TASK STATEMENT » Filter the lines below, keeping each one that holds "till".

TASK INPUT »
*****
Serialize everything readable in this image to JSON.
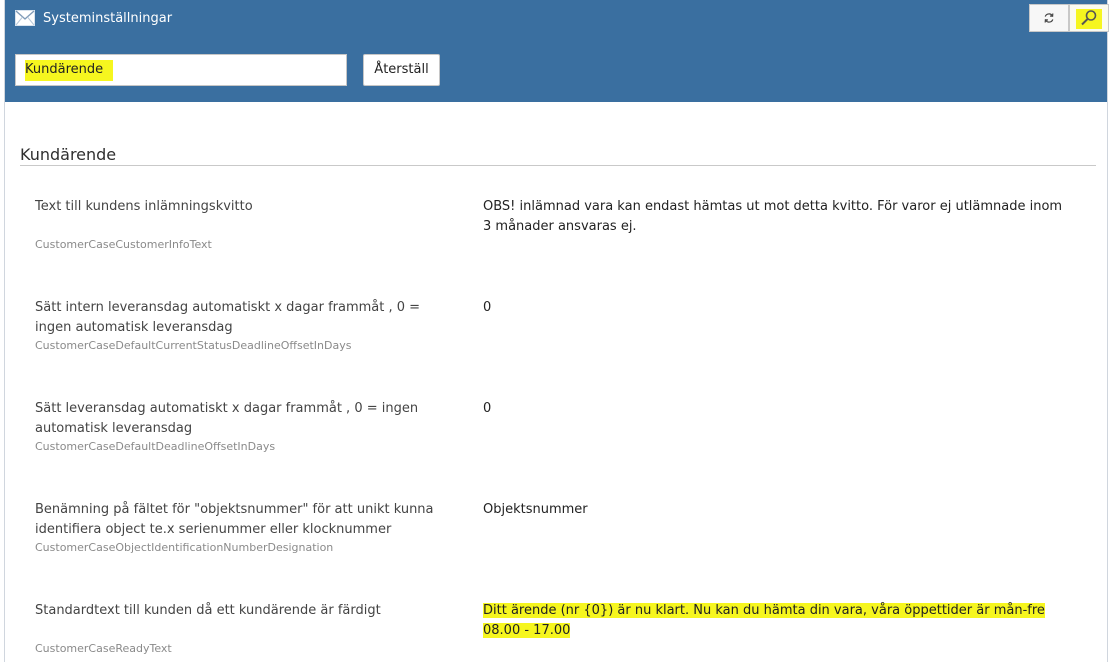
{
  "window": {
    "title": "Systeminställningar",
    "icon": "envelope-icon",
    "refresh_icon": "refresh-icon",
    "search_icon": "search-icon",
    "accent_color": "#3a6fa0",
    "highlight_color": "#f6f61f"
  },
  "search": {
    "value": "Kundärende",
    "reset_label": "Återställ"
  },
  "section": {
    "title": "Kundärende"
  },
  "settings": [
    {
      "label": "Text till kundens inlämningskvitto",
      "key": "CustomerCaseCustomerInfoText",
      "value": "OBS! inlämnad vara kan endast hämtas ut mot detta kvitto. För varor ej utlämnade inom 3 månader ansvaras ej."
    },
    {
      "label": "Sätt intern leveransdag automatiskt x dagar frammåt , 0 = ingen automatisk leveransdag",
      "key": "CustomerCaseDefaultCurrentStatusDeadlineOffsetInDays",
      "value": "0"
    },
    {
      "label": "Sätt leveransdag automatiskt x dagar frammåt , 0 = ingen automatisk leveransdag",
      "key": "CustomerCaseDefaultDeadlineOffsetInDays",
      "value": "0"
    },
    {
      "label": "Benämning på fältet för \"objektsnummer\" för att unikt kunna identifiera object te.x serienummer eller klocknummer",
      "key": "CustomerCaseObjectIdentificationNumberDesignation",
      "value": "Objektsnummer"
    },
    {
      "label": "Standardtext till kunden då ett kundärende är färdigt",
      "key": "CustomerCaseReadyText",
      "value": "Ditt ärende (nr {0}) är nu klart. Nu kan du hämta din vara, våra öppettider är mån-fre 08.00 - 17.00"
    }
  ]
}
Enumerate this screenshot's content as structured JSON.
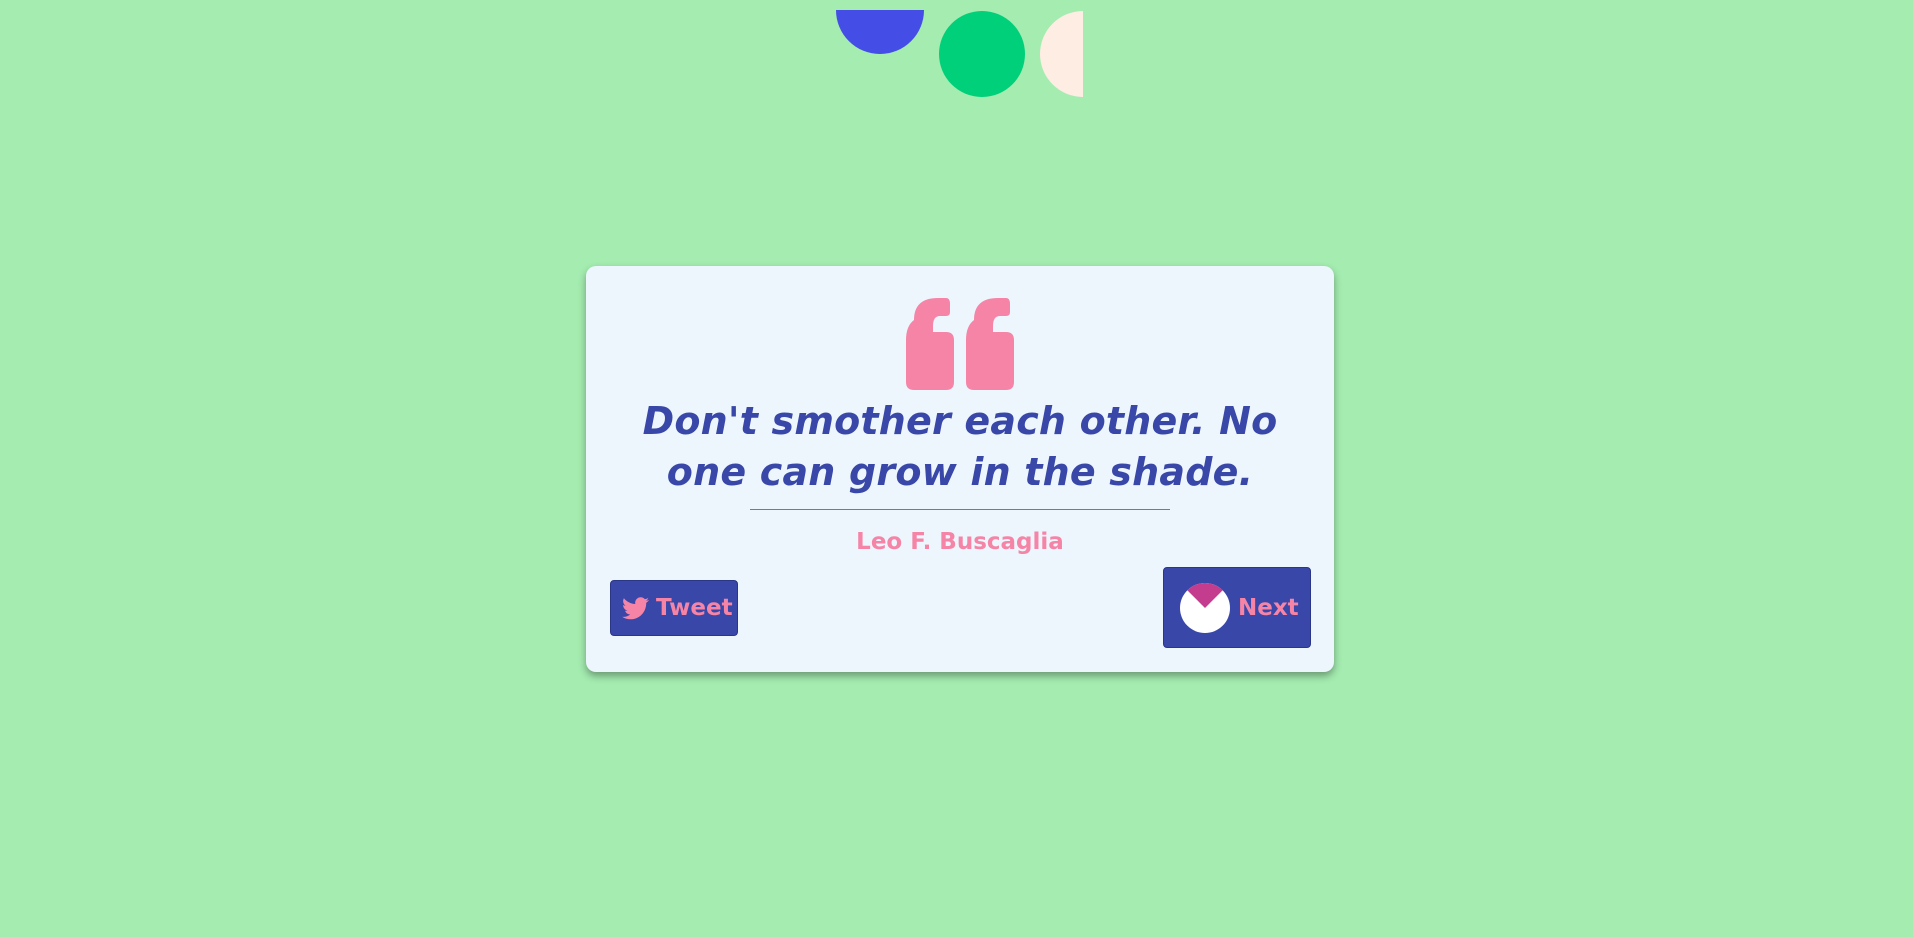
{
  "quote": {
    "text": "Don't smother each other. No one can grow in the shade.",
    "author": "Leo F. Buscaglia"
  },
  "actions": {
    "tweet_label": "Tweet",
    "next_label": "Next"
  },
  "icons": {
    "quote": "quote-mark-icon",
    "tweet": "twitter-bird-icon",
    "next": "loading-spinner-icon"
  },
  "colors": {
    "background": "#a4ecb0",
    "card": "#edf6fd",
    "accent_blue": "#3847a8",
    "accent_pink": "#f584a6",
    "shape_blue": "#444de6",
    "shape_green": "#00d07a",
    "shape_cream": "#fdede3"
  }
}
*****
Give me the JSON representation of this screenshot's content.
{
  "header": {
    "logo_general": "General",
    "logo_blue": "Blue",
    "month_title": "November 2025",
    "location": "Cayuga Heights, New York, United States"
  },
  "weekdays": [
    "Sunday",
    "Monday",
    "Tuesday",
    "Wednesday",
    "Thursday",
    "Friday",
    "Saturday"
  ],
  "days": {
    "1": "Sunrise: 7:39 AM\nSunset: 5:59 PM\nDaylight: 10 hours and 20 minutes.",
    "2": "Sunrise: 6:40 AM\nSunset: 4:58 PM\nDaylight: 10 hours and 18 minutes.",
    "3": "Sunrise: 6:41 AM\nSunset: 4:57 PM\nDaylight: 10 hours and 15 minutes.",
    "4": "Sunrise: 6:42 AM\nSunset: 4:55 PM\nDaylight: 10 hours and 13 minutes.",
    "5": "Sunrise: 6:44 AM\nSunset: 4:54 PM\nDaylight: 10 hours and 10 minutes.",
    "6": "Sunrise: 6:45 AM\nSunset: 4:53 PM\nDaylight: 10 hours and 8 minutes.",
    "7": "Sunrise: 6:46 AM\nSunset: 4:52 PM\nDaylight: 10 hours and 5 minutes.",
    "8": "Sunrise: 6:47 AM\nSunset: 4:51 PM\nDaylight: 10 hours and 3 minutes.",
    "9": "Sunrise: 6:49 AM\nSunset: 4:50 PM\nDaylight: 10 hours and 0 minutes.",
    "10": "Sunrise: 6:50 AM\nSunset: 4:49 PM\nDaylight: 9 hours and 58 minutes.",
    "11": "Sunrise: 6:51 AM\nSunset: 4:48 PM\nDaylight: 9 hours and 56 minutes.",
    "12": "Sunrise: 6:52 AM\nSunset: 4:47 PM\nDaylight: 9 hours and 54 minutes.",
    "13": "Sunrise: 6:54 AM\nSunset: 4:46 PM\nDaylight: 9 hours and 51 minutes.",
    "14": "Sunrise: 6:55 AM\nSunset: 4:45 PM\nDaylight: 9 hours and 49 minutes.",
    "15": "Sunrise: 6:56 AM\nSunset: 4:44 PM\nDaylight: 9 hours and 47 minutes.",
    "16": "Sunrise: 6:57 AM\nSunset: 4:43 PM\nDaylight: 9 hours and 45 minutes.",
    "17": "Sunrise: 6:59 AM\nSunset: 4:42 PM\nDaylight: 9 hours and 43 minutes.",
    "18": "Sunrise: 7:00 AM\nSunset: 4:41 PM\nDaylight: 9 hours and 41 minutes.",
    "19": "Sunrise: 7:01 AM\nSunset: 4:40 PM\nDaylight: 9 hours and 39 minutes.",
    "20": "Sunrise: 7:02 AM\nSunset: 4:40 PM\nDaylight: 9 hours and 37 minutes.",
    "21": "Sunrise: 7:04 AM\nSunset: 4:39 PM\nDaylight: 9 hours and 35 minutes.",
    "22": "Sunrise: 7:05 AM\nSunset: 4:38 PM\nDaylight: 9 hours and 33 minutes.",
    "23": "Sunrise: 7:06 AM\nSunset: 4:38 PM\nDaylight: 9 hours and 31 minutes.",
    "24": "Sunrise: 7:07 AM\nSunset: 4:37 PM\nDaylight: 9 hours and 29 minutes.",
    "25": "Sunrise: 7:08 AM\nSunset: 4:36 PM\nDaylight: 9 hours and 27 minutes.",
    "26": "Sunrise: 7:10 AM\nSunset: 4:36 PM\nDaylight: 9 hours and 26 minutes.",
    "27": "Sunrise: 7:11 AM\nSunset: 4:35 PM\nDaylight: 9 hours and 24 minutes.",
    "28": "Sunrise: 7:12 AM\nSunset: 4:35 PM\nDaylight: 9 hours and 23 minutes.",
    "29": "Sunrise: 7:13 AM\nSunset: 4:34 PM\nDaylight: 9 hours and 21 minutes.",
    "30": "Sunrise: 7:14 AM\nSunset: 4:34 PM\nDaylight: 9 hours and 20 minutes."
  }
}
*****
ANSWER TO THE EXERCISE »
      "label": "Text till kundens inlämningskvitto",
      "label": "Standardtext till kunden då ett kundärende är färdigt",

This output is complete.